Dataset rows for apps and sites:

========================================

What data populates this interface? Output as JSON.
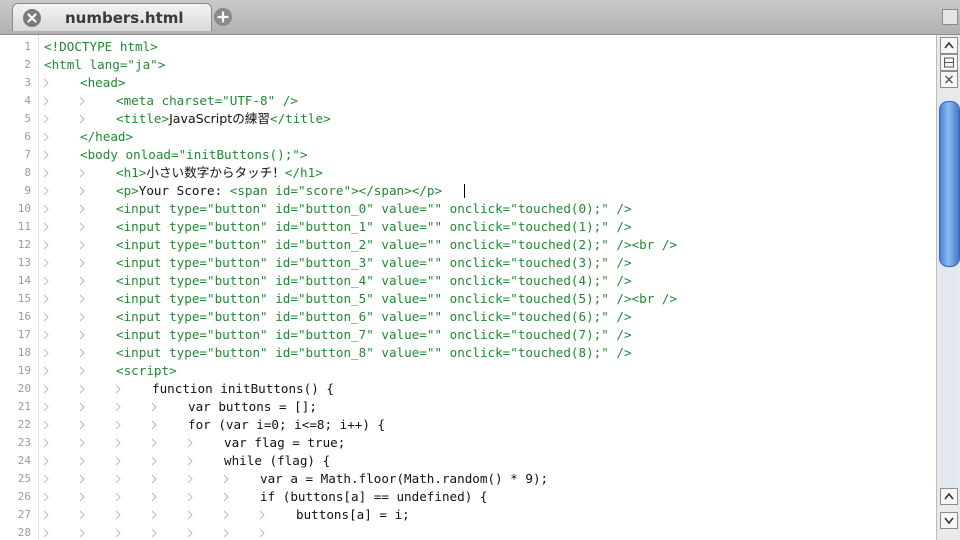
{
  "tab": {
    "title": "numbers.html",
    "close_icon": "close-icon",
    "add_icon": "add-tab-icon"
  },
  "editor": {
    "lines": [
      {
        "n": "1",
        "indent": 0,
        "parts": [
          {
            "c": "tag",
            "t": "<!DOCTYPE html>"
          }
        ]
      },
      {
        "n": "2",
        "indent": 0,
        "parts": [
          {
            "c": "tag",
            "t": "<html lang=\"ja\">"
          }
        ]
      },
      {
        "n": "3",
        "indent": 1,
        "parts": [
          {
            "c": "tag",
            "t": "<head>"
          }
        ]
      },
      {
        "n": "4",
        "indent": 2,
        "parts": [
          {
            "c": "tag",
            "t": "<meta charset=\"UTF-8\" />"
          }
        ]
      },
      {
        "n": "5",
        "indent": 2,
        "parts": [
          {
            "c": "tag",
            "t": "<title>"
          },
          {
            "c": "jp",
            "t": "JavaScriptの練習"
          },
          {
            "c": "tag",
            "t": "</title>"
          }
        ]
      },
      {
        "n": "6",
        "indent": 1,
        "parts": [
          {
            "c": "tag",
            "t": "</head>"
          }
        ]
      },
      {
        "n": "7",
        "indent": 1,
        "parts": [
          {
            "c": "tag",
            "t": "<body onload=\"initButtons();\">"
          }
        ]
      },
      {
        "n": "8",
        "indent": 2,
        "parts": [
          {
            "c": "tag",
            "t": "<h1>"
          },
          {
            "c": "jp",
            "t": "小さい数字からタッチ！"
          },
          {
            "c": "tag",
            "t": "</h1>"
          }
        ]
      },
      {
        "n": "9",
        "indent": 2,
        "parts": [
          {
            "c": "tag",
            "t": "<p>"
          },
          {
            "c": "plain",
            "t": "Your Score: "
          },
          {
            "c": "tag",
            "t": "<span id=\"score\"></span></p>"
          }
        ]
      },
      {
        "n": "10",
        "indent": 2,
        "parts": [
          {
            "c": "tag",
            "t": "<input type=\"button\" id=\"button_0\" value=\"\" onclick=\"touched(0);\" />"
          }
        ]
      },
      {
        "n": "11",
        "indent": 2,
        "parts": [
          {
            "c": "tag",
            "t": "<input type=\"button\" id=\"button_1\" value=\"\" onclick=\"touched(1);\" />"
          }
        ]
      },
      {
        "n": "12",
        "indent": 2,
        "parts": [
          {
            "c": "tag",
            "t": "<input type=\"button\" id=\"button_2\" value=\"\" onclick=\"touched(2);\" /><br />"
          }
        ]
      },
      {
        "n": "13",
        "indent": 2,
        "parts": [
          {
            "c": "tag",
            "t": "<input type=\"button\" id=\"button_3\" value=\"\" onclick=\"touched(3);\" />"
          }
        ]
      },
      {
        "n": "14",
        "indent": 2,
        "parts": [
          {
            "c": "tag",
            "t": "<input type=\"button\" id=\"button_4\" value=\"\" onclick=\"touched(4);\" />"
          }
        ]
      },
      {
        "n": "15",
        "indent": 2,
        "parts": [
          {
            "c": "tag",
            "t": "<input type=\"button\" id=\"button_5\" value=\"\" onclick=\"touched(5);\" /><br />"
          }
        ]
      },
      {
        "n": "16",
        "indent": 2,
        "parts": [
          {
            "c": "tag",
            "t": "<input type=\"button\" id=\"button_6\" value=\"\" onclick=\"touched(6);\" />"
          }
        ]
      },
      {
        "n": "17",
        "indent": 2,
        "parts": [
          {
            "c": "tag",
            "t": "<input type=\"button\" id=\"button_7\" value=\"\" onclick=\"touched(7);\" />"
          }
        ]
      },
      {
        "n": "18",
        "indent": 2,
        "parts": [
          {
            "c": "tag",
            "t": "<input type=\"button\" id=\"button_8\" value=\"\" onclick=\"touched(8);\" />"
          }
        ]
      },
      {
        "n": "19",
        "indent": 2,
        "parts": [
          {
            "c": "tag",
            "t": "<script>"
          }
        ]
      },
      {
        "n": "20",
        "indent": 3,
        "parts": [
          {
            "c": "plain",
            "t": "function initButtons() {"
          }
        ]
      },
      {
        "n": "21",
        "indent": 4,
        "parts": [
          {
            "c": "plain",
            "t": "var buttons = [];"
          }
        ]
      },
      {
        "n": "22",
        "indent": 4,
        "parts": [
          {
            "c": "plain",
            "t": "for (var i=0; i<=8; i++) {"
          }
        ]
      },
      {
        "n": "23",
        "indent": 5,
        "parts": [
          {
            "c": "plain",
            "t": "var flag = true;"
          }
        ]
      },
      {
        "n": "24",
        "indent": 5,
        "parts": [
          {
            "c": "plain",
            "t": "while (flag) {"
          }
        ]
      },
      {
        "n": "25",
        "indent": 6,
        "parts": [
          {
            "c": "plain",
            "t": "var a = Math.floor(Math.random() * 9);"
          }
        ]
      },
      {
        "n": "26",
        "indent": 6,
        "parts": [
          {
            "c": "plain",
            "t": "if (buttons[a] == undefined) {"
          }
        ]
      },
      {
        "n": "27",
        "indent": 7,
        "parts": [
          {
            "c": "plain",
            "t": "buttons[a] = i;"
          }
        ]
      },
      {
        "n": "28",
        "indent": 7,
        "parts": []
      }
    ]
  },
  "colors": {
    "tag": "#1f8a2f",
    "text": "#111111",
    "scroll_thumb": "#5b93dc"
  }
}
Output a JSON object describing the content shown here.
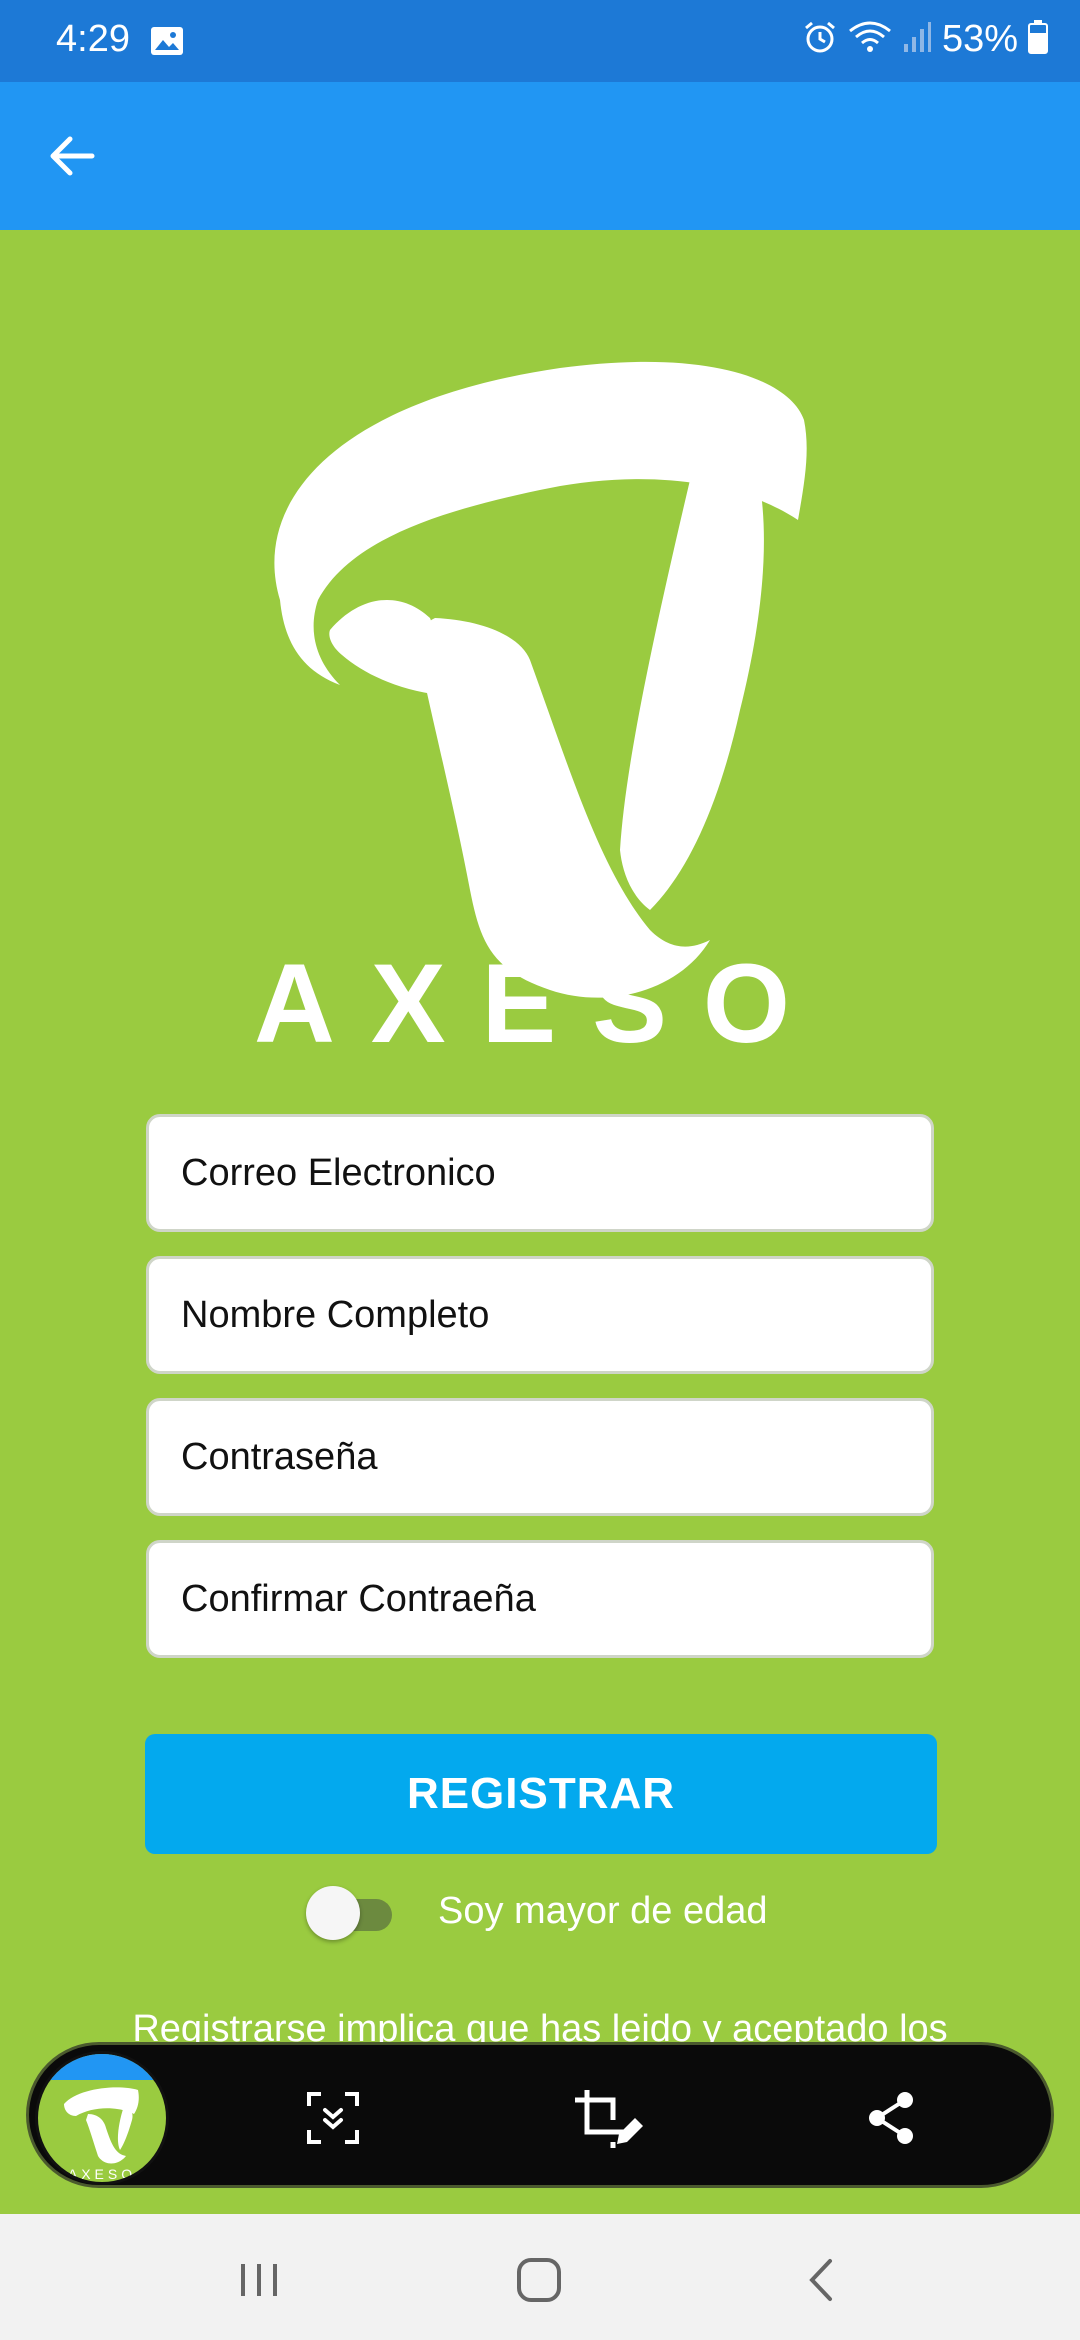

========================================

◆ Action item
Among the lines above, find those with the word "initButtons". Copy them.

◆ Task output
            "t": "<body onload=\"initButtons();\">"
            "t": "function initButtons() {"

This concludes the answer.